What the exercise asks: If a line in the records below contains the word "icon", copy it out.

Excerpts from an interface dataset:
----

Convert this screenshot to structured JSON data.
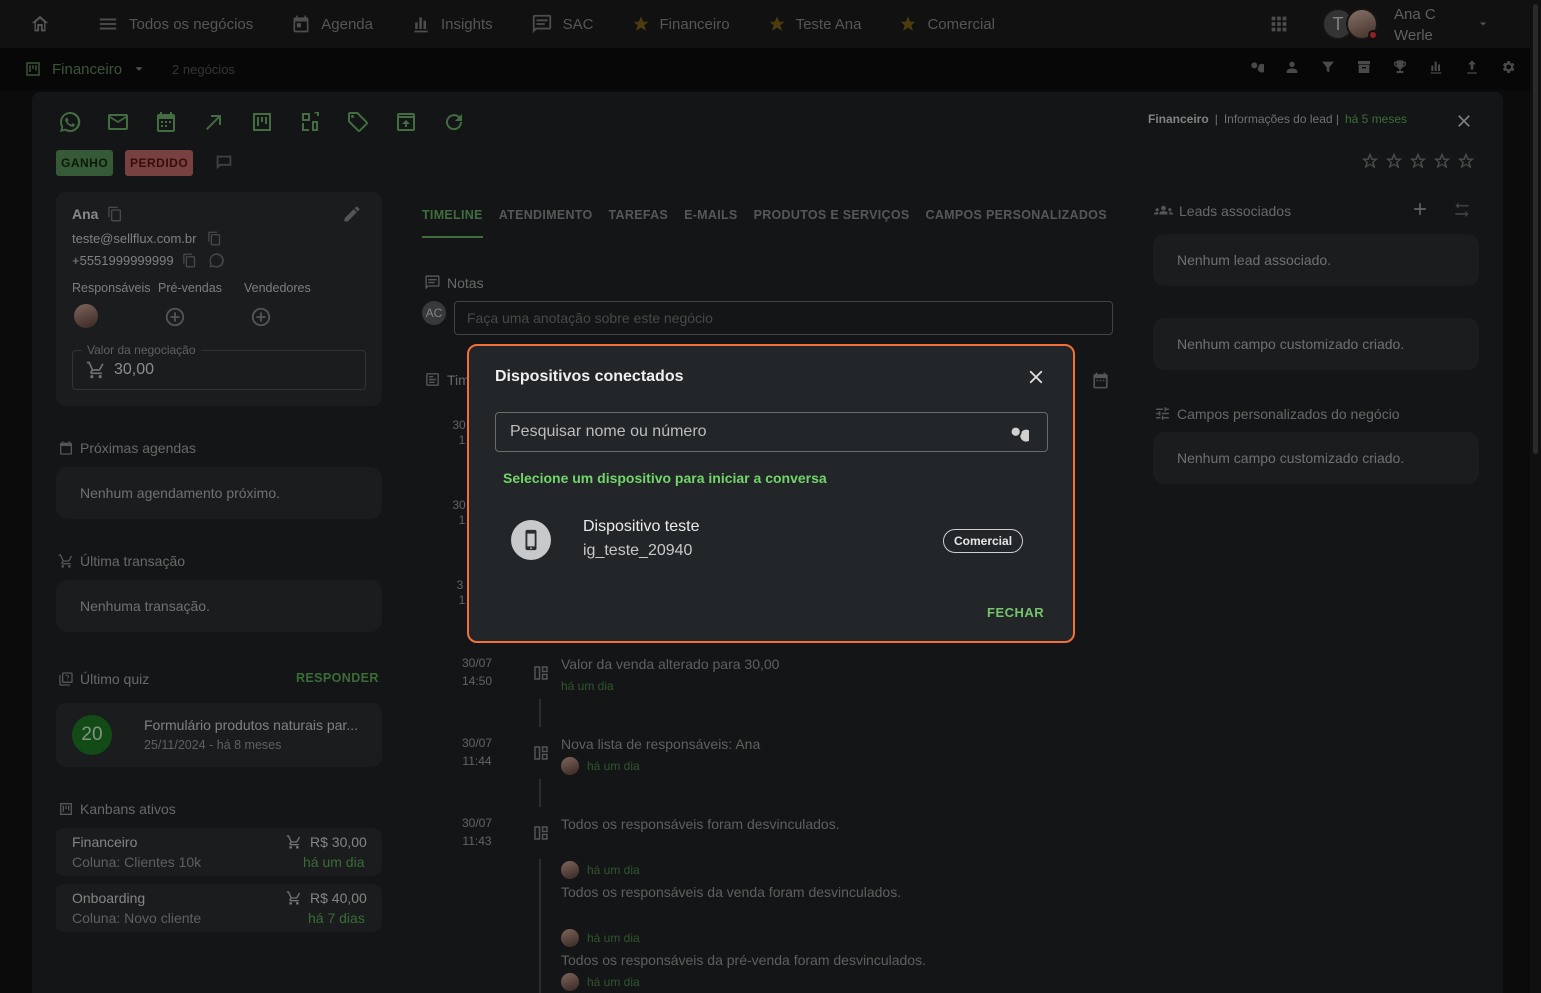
{
  "topbar": {
    "nav": [
      {
        "label": "Todos os negócios",
        "icon": "menu-icon"
      },
      {
        "label": "Agenda",
        "icon": "calendar-icon"
      },
      {
        "label": "Insights",
        "icon": "bar-chart-icon"
      },
      {
        "label": "SAC",
        "icon": "chat-icon"
      },
      {
        "label": "Financeiro",
        "icon": "star-icon"
      },
      {
        "label": "Teste Ana",
        "icon": "star-icon"
      },
      {
        "label": "Comercial",
        "icon": "star-icon"
      }
    ],
    "avatar_initial": "T",
    "user_name_line1": "Ana C",
    "user_name_line2": "Werle"
  },
  "subbar": {
    "board": "Financeiro",
    "count": "2 negócios"
  },
  "header": {
    "pipeline": "Financeiro",
    "info": "Informações do lead |",
    "time": "há 5 meses"
  },
  "status": {
    "won": "GANHO",
    "lost": "PERDIDO"
  },
  "contact": {
    "name": "Ana",
    "email": "teste@sellflux.com.br",
    "phone": "+5551999999999",
    "roles": [
      "Responsáveis",
      "Pré-vendas",
      "Vendedores"
    ],
    "value_label": "Valor da negociação",
    "value": "30,00"
  },
  "agendas": {
    "title": "Próximas agendas",
    "empty": "Nenhum agendamento próximo."
  },
  "transaction": {
    "title": "Última transação",
    "empty": "Nenhuma transação."
  },
  "quiz": {
    "title": "Último quiz",
    "action": "RESPONDER",
    "score": "20",
    "name": "Formulário produtos naturais par...",
    "date": "25/11/2024 - há 8 meses"
  },
  "kanbans": {
    "title": "Kanbans ativos",
    "items": [
      {
        "name": "Financeiro",
        "column": "Coluna: Clientes 10k",
        "value": "R$ 30,00",
        "time": "há um dia"
      },
      {
        "name": "Onboarding",
        "column": "Coluna: Novo cliente",
        "value": "R$ 40,00",
        "time": "há 7 dias"
      }
    ]
  },
  "tabs": [
    "TIMELINE",
    "ATENDIMENTO",
    "TAREFAS",
    "E-MAILS",
    "PRODUTOS E SERVIÇOS",
    "CAMPOS PERSONALIZADOS"
  ],
  "notes": {
    "title": "Notas",
    "initials": "AC",
    "placeholder": "Faça uma anotação sobre este negócio"
  },
  "timeline": {
    "title_partial": "Tim",
    "hidden_dates": [
      "30",
      "1",
      "30",
      "1",
      "3",
      "1"
    ],
    "events": [
      {
        "date": "30/07",
        "time": "14:50",
        "text": "Valor da venda alterado para 30,00",
        "sub": "há um dia"
      },
      {
        "date": "30/07",
        "time": "11:44",
        "text": "Nova lista de responsáveis: Ana",
        "sub": "há um dia"
      },
      {
        "date": "30/07",
        "time": "11:43",
        "text": "Todos os responsáveis foram desvinculados."
      }
    ],
    "extra": [
      {
        "sub": "há um dia",
        "text": "Todos os responsáveis da venda foram desvinculados."
      },
      {
        "sub": "há um dia",
        "text": "Todos os responsáveis da pré-venda foram desvinculados."
      },
      {
        "sub": "há um dia"
      }
    ]
  },
  "right": {
    "leads_title": "Leads associados",
    "leads_empty": "Nenhum lead associado.",
    "custom_empty": "Nenhum campo customizado criado.",
    "deal_fields_title": "Campos personalizados do negócio",
    "deal_fields_empty": "Nenhum campo customizado criado."
  },
  "dialog": {
    "title": "Dispositivos conectados",
    "search_placeholder": "Pesquisar nome ou número",
    "hint": "Selecione um dispositivo para iniciar a conversa",
    "device": {
      "name": "Dispositivo teste",
      "id": "ig_teste_20940",
      "tag": "Comercial"
    },
    "close_label": "FECHAR"
  },
  "colors": {
    "accent": "#68b063",
    "dialog_border": "#f26f3a",
    "won": "#58915a",
    "lost": "#c06a6a"
  }
}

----

Result for this task:
        "icon": "menu-icon"
        "icon": "calendar-icon"
        "icon": "bar-chart-icon"
        "icon": "chat-icon"
        "icon": "star-icon"
        "icon": "star-icon"
        "icon": "star-icon"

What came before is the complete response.